- **YOUR OBJECTIVE**:
Copy every line that holds the string "screenshot" from the data below.

Items from an interface collection:
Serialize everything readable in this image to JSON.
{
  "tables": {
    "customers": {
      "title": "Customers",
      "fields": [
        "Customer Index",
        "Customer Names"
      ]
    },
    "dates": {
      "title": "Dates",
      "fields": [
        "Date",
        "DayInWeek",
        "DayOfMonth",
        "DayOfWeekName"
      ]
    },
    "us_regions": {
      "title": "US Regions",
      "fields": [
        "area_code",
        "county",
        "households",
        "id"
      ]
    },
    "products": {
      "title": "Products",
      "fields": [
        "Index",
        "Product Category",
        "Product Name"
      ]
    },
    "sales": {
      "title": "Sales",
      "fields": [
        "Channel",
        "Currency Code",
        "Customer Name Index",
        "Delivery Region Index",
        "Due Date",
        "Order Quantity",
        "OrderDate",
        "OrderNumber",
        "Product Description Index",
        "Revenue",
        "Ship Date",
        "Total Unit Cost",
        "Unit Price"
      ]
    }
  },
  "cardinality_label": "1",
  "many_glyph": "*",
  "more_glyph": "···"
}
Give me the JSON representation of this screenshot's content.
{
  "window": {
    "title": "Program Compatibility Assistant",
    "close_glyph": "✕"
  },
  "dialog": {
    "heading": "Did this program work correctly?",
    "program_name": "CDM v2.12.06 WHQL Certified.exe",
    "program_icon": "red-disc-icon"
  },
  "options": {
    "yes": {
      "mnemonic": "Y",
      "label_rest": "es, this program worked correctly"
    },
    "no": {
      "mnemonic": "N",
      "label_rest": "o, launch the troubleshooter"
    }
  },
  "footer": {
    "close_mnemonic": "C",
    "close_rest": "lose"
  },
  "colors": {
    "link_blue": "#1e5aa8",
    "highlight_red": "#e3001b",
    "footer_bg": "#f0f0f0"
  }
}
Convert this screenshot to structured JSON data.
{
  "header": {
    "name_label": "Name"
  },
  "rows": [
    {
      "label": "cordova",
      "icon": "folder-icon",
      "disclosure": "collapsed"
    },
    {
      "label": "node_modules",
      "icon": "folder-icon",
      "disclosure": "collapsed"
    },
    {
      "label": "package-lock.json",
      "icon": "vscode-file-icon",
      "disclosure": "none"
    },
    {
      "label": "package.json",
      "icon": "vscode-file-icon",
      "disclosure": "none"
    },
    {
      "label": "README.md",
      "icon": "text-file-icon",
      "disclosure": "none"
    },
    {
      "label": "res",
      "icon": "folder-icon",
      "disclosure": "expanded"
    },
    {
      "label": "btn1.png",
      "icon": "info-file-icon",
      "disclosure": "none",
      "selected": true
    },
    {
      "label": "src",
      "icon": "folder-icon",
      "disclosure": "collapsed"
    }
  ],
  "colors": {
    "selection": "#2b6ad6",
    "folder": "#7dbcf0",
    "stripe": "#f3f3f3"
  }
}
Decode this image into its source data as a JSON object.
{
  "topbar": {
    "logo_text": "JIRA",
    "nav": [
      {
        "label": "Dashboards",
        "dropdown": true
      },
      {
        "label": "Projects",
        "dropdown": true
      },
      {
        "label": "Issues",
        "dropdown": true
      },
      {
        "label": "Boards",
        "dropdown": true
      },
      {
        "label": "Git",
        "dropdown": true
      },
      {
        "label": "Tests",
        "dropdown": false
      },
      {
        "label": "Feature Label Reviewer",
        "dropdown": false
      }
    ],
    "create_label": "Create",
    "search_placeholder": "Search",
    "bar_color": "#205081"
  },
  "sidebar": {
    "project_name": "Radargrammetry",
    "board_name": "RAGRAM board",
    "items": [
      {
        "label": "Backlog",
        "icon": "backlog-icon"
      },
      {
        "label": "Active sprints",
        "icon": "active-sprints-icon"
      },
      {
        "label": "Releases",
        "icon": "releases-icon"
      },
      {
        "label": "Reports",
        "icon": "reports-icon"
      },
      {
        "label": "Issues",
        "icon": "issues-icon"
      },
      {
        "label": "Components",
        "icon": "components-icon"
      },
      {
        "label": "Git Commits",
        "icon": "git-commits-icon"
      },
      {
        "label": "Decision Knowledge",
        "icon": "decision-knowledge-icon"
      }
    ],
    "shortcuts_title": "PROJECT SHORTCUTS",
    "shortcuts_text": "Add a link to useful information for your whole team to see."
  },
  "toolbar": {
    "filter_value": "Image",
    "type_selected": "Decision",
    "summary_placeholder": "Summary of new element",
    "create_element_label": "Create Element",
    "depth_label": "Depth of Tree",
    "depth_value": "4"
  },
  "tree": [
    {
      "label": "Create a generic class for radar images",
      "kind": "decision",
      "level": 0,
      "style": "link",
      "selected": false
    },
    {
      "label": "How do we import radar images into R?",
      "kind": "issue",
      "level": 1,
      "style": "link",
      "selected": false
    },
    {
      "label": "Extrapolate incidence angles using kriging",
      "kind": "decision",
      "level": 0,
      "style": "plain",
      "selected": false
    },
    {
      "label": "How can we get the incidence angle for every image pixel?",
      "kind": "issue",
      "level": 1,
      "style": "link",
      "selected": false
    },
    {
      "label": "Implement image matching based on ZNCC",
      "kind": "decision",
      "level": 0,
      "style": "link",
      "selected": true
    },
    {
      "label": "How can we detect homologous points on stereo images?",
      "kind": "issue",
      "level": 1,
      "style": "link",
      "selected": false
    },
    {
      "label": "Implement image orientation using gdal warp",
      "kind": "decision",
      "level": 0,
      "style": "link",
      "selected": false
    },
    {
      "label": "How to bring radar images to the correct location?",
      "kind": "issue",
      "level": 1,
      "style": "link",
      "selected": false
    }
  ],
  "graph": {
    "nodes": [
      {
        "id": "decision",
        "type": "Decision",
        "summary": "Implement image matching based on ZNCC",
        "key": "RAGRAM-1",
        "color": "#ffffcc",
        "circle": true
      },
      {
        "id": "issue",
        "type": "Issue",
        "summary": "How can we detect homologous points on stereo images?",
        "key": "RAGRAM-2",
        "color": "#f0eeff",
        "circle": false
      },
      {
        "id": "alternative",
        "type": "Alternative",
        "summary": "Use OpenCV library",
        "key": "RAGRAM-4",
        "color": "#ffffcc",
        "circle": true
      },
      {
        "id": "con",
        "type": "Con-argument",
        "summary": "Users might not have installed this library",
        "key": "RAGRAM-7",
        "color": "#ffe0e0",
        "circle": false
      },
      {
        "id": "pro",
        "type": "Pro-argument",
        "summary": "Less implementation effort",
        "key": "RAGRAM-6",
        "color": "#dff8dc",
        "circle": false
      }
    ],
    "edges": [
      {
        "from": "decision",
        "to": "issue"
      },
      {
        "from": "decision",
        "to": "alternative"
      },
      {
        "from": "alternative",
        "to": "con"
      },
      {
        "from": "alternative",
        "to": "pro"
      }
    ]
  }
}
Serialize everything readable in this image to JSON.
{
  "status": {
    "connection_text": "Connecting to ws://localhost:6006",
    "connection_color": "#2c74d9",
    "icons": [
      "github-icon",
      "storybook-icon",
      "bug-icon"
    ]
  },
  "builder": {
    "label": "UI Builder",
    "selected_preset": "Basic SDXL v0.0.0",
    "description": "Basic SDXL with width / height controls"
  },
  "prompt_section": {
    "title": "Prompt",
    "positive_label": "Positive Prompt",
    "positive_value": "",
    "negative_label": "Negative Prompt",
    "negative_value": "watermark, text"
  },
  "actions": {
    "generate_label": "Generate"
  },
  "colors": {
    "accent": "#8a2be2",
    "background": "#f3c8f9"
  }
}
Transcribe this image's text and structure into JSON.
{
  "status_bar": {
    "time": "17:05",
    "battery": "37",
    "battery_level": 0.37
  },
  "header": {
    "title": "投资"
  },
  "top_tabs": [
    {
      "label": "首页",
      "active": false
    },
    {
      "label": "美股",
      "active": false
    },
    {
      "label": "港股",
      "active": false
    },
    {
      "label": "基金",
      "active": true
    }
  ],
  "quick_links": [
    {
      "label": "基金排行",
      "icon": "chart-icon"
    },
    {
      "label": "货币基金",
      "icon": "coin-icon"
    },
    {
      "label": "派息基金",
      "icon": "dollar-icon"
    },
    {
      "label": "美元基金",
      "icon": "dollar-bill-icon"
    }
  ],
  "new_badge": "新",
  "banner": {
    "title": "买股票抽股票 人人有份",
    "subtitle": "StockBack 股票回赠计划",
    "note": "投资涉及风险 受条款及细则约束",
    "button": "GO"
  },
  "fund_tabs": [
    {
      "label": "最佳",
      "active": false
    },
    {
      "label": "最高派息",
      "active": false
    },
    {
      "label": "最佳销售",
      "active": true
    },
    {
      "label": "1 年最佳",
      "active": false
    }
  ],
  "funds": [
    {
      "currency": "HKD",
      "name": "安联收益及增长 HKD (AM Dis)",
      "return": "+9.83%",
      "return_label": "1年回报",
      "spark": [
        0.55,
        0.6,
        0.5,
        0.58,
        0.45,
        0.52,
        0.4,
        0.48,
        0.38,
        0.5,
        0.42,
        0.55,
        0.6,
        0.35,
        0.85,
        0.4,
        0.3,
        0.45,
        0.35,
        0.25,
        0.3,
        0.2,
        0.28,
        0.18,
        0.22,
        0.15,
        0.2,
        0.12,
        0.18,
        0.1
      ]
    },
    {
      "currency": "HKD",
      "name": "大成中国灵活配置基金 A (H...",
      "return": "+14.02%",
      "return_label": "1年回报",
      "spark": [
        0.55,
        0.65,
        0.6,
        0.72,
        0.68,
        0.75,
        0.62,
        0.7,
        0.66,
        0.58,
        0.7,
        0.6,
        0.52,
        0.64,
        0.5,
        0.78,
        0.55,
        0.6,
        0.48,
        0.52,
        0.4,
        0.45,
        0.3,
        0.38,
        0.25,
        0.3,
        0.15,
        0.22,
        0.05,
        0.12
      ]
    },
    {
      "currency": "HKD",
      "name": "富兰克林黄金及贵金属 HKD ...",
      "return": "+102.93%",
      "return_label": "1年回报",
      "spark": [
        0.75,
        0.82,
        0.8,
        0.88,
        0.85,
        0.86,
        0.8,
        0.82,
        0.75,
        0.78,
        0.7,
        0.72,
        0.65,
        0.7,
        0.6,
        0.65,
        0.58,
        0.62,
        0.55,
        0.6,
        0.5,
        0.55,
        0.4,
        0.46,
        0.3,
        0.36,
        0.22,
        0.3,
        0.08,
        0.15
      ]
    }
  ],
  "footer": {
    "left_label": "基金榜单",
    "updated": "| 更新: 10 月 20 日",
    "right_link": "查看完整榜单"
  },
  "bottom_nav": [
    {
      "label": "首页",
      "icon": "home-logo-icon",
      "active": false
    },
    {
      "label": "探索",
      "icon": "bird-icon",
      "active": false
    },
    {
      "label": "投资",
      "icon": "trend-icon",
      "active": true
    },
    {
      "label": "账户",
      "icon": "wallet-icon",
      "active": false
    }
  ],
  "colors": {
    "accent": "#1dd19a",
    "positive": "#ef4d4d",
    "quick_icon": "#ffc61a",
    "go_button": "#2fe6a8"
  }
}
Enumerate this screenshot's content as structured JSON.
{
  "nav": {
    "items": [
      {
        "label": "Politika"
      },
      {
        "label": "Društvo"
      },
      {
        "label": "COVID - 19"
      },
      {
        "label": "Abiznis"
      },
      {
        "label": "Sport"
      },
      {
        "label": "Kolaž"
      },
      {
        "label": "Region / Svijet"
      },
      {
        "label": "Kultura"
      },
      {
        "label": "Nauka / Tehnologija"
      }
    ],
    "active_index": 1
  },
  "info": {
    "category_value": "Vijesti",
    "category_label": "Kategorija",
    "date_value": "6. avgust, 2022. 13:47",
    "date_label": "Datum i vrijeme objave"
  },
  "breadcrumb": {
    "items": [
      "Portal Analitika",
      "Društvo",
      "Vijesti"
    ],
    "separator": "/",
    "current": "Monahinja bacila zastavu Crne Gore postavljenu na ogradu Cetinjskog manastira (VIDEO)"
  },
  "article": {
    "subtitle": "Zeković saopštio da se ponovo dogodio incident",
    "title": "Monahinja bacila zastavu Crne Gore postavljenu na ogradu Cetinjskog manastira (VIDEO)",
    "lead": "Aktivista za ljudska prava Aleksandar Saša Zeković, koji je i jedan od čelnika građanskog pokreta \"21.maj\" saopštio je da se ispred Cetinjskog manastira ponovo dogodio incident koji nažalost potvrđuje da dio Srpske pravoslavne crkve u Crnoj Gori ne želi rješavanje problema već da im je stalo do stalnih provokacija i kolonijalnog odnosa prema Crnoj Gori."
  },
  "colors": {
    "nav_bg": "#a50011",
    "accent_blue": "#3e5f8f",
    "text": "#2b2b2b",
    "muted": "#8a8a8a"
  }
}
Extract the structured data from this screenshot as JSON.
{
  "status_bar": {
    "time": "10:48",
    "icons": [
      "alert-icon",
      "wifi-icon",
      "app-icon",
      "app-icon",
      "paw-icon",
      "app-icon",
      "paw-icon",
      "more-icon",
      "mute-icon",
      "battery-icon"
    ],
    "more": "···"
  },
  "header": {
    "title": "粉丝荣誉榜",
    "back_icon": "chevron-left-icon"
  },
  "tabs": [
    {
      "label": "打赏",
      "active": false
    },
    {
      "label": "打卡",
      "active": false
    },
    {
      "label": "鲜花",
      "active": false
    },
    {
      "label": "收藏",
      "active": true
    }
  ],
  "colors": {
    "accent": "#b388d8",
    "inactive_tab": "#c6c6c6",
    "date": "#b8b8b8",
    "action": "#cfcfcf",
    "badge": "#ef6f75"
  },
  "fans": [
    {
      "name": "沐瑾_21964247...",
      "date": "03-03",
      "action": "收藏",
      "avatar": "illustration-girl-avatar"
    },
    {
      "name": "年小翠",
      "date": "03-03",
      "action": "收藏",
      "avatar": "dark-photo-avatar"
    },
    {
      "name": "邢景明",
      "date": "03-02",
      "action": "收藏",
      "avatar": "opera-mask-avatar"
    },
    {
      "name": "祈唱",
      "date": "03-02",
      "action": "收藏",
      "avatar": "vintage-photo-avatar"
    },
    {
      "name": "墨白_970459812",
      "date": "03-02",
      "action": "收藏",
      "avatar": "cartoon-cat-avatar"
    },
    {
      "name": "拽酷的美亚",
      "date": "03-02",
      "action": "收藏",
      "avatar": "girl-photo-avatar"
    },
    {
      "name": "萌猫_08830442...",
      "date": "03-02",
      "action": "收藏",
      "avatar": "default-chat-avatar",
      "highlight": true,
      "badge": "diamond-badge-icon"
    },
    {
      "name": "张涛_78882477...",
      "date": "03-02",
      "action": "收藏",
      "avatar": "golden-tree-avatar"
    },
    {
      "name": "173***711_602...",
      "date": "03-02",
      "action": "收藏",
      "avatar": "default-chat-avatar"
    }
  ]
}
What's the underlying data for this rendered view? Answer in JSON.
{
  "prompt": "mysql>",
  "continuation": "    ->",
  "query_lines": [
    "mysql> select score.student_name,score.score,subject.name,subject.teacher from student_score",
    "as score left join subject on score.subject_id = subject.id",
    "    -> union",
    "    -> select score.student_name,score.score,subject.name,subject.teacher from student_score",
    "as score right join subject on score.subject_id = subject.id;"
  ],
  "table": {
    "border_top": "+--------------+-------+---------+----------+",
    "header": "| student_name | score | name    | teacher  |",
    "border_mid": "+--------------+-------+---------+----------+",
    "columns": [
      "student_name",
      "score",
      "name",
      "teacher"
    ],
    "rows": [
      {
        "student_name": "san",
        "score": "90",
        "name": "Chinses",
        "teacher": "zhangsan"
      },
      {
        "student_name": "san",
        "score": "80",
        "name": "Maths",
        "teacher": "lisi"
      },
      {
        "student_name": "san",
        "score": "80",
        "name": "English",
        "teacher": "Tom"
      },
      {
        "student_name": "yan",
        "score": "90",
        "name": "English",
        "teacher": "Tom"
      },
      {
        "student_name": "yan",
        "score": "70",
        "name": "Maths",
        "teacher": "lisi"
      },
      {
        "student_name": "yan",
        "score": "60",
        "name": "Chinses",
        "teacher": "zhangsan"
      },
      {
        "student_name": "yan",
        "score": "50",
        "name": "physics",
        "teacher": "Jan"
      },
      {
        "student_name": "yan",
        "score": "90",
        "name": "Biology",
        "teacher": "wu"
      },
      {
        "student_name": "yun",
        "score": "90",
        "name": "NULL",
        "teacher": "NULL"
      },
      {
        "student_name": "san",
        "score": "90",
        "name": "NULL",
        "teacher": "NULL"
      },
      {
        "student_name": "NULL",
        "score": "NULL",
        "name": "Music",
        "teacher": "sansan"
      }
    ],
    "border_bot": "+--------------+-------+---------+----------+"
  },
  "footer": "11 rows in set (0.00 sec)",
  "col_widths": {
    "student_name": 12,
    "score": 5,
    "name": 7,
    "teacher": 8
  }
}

- **EXERCISE RESULT**:
Give me the JSON representation of this screenshot's content.
Convert this screenshot to structured JSON data.
Enumerate this screenshot's content as structured JSON.
Extract the structured data from this screenshot as JSON.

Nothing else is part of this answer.